India’s central bank has unveiled new rules that will allow foreign banks to expand their presence in the country.
Foreign banks will now be allowed to set up “wholly owned subsidiaries” in India, which will enable them to open branches anywhere in the country.
The subsidiaries will need a minimum capital of 5bn rupees ($80m; £50m).
The changes are a part of the push by the central bank’s new governor, Raghuram Rajan, to liberalise the sector as he looks to boost growth.
Foreign banks have long wanted to boost their presence in the country – home to nearly 1.2 billion people.
However so far they have had to face tight regulations, especially over the number of branches they can open.

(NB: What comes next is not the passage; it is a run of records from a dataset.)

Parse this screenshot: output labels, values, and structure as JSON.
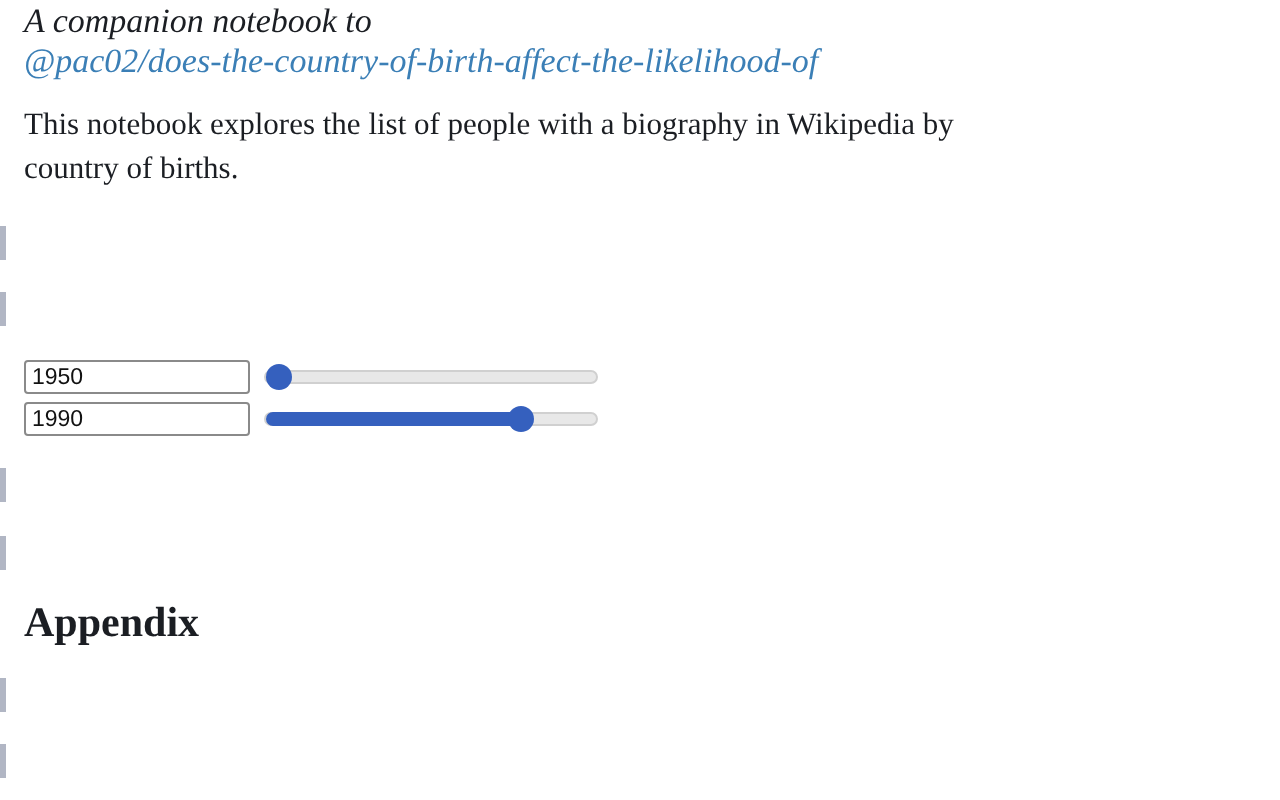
{
  "intro": {
    "text": "A companion notebook to ",
    "link": "@pac02/does-the-country-of-birth-affect-the-likelihood-of"
  },
  "description": "This notebook explores the list of people with a biography in Wikipedia by country of births.",
  "sliders": [
    {
      "value": "1950",
      "level": 0
    },
    {
      "value": "1990",
      "level": 0.8
    }
  ],
  "appendix_heading": "Appendix"
}
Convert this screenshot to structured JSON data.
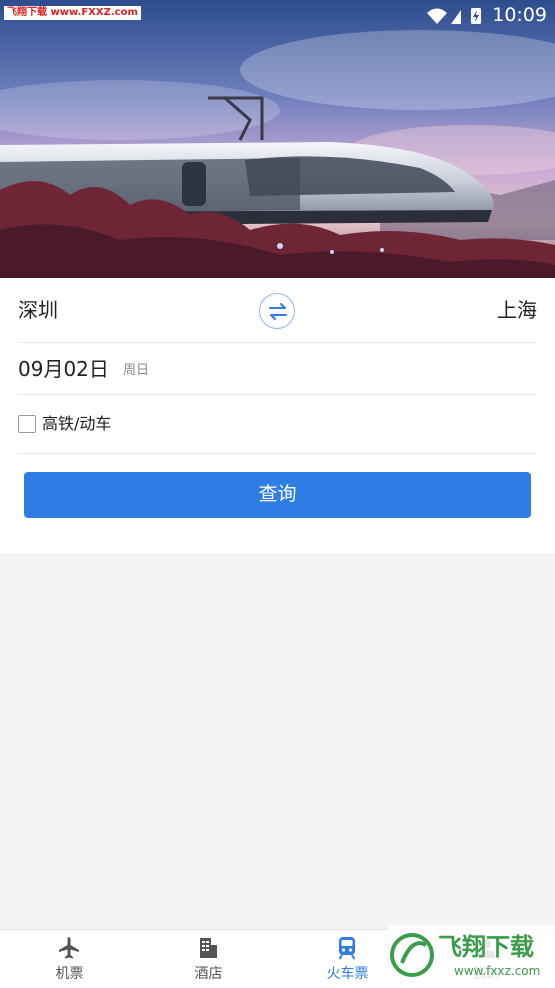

The Reserve Bank of India said the new rules would allow them to open branches “at par with Indian banks”.
However, they will need permission to open branches in “certain locations that are sensitive from the perspective of national security”.
The RBI said it would also consider introducing takeover rules that would allow foreign companies to own as much as 74% of a domestic bank.
But it said any such decision will be taken after a review relating to “the extent of penetration of foreign investment in Indian banks and functioning of foreign banks”.